Carte blanche to Marc Camille Chaimowicz

The MAMC+ gave carte blanche to Marc Camille Chaimowicz for his first exhibition in France of such an importance.

Starting from the Museum – its building, the industrial history of its area and its collections where art and design both found their place – the artist has conceived a conversation between more than eighty pieces he realized from the 1960s onwards and thirty works or so from the Museum’s collection. Chaimowicz unfolds those mixed artefacts within discreet dramas, between environments and interior designs, as sequences of a tailored screenplay: Zig Zag, Rachel et Graham, L’entrepôt, Peintures 1, Peintures 2, Du Textile, ...Many Ribbons.

The zig-zag quotes the exhibition’s title as well as the shape of architectural wall leading into the first gallery, the sewing machine 120 zigzag (1977) made by Manufrance, and the broken lines of Marie Tailhardat’s (the artist’s mother) sewing exercises when she worked as apprentice at Paquin, maison de haute couture, in Paris. As for the ribbons, they unroll, in an infinite way, the patterns Marc Camille Chaimowicz conceived in collaboration with Neyret, a century old firm from Saint-Étienne.

The work of Marc Camille Chaimowicz translates his practice, which draws a multiplicity of directions: for more than fifty years, he has been combining sculpture, performance, installation, architecture, painting, video, photography, and design in close relationship with all kinds of expertise deployed in fashion, textile, interior design. From the 1970s, the artist began to decorate his flat in London as if it were to make it his own in situ work. During those years, he claimed the private space as a building space for selfconstruction, against an environment felt to be alienating. Like a dreamed oasis, this fictitious space is deployed in his various exhibitions and shared with the viewer. Fabrics, screens, dressing tables, vases, consoles with pastel shades, whose formal repertoire that brings fruits, flowers and body parts in mind, confronted a social taboo, while the applied arts and house interiors were dismissed or regarded as feminine. Blurring the boundaries between art and design, raising the question of identity and genre, Marc Camille Chaimowicz has been turning the intimate into a political space.


Born in the aftermath of World War II of a Polish father and a French mother, Marc Camille Chaimowicz moved as a child to the United Kingdom. He studied at Ealing, Camberwell, and the Slate School of Art in London. In new artistic times, careful to bring art and life closer, often using performance, the life of Marc Camille Chaimowicz has become a great workshop. Living in the exhibition spaces, he sets up hotels entrances, decorates them with his own artefacts, and serves there some tea to visitors with musical background. When it became an official art practice which was no longer subversive, Chaimowicz abandoned performance art. From 1975 to 1979, he designed the interior of his Approach Road flat. Wallpapers, curtains, videos he made while performing in his own decor: everything had been tailored-imagined, drawn, and conceived to turn his interior into a room conducive to reverie. From the 1980s onwards, decors and furniture set like in a theatre scenography took their place in museums. Since then, many exhibitions, from London to New York and Basel… have featured the interiors series of this international artist

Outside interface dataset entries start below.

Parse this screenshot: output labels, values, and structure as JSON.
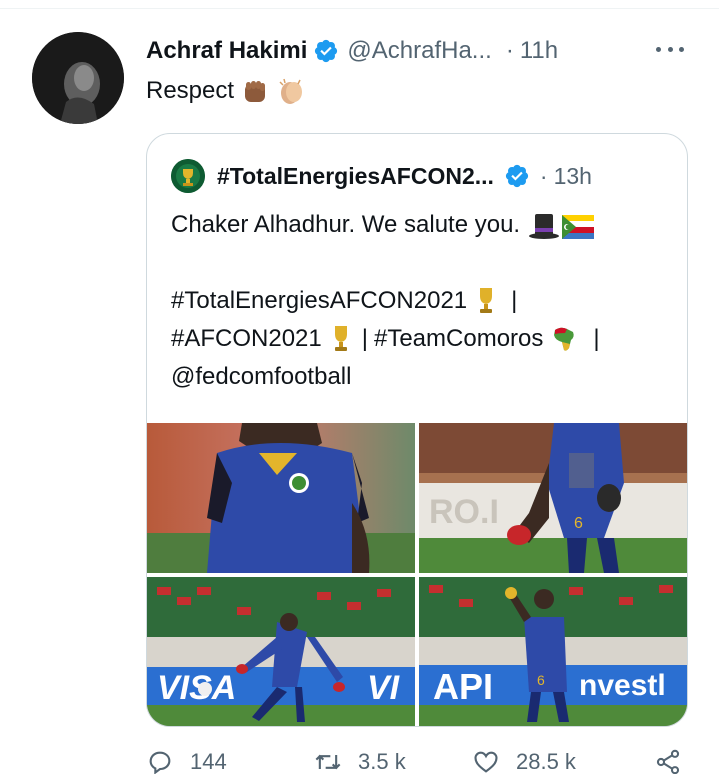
{
  "tweet": {
    "author_name": "Achraf Hakimi",
    "handle": "@AchrafHa...",
    "separator": "·",
    "time": "11h",
    "text": "Respect",
    "emojis": [
      "fist-medium-dark-icon",
      "clapping-hands-medium-light-icon"
    ]
  },
  "quoted_tweet": {
    "author_name": "#TotalEnergiesAFCON2...",
    "separator": "·",
    "time": "13h",
    "line1": "Chaker Alhadhur. We salute you.",
    "line2_tag": "#TotalEnergiesAFCON2021",
    "line3_tag1": "#AFCON2021",
    "line3_tag2": "#TeamComoros",
    "line4_mention": "@fedcomfootball",
    "pipe": "|",
    "photos": [
      {
        "name": "photo-player-closeup",
        "overlay_text": ""
      },
      {
        "name": "photo-player-goalkeeper-gloves",
        "overlay_text": "RO.I"
      },
      {
        "name": "photo-player-running-stadium",
        "overlay_text": "VISA"
      },
      {
        "name": "photo-player-celebrating",
        "overlay_text": "API"
      }
    ]
  },
  "actions": {
    "reply_count": "144",
    "retweet_count": "3.5 k",
    "like_count": "28.5 k"
  },
  "colors": {
    "verified": "#1d9bf0",
    "secondary_text": "#536471",
    "border": "#cfd9de",
    "jersey_blue": "#2e4aa8"
  }
}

Marc Camille Chaimowicz is represented by Cabinet Gallery in London, Galerie Neu in Berlin, House of Gaga in Mexico City, and Andrew Kreps Gallery in New York. He lives and works in London.


Aurélie Voltz
General Director of the MAMC+


Rêverie, dans la pratique et dans ses formes

À l’occasion de l’exposition, une importante monographie sur Marc Camille Chaimowicz, la première en français, est publiée. Coéditée avec les presses du réel, conçue par le graphiste Zak Kyes sous la direction artistique de Marc Camille Chaimowicz et Anna Clifford, et produite avec le soutien de la Fondation Pernod Ricard, elle comporte un essai de Marie Canet sur l’ensemble de l’œuvre de cet artiste.
Ouvrage publié avec le soutien de la Fondation d'entreprise Pernod Ricard.
248 pages, 177 illustrations couleurs, 26 × 21 cm, un ruban dessiné par l’artiste est inséré en marque-page.

Un ruban en édition limitée, dessiné par l’artiste et fabriqué en partenariat par l’entreprise stéphanoise Neyret a été conçu à l’occasion de l’exposition. Cet objet d’art en édition limitée est également en vente à la boutique du Musée.

Prix : 37 euros.

80 works designed by the artist

A 1000 m2 immersive journey



With the support of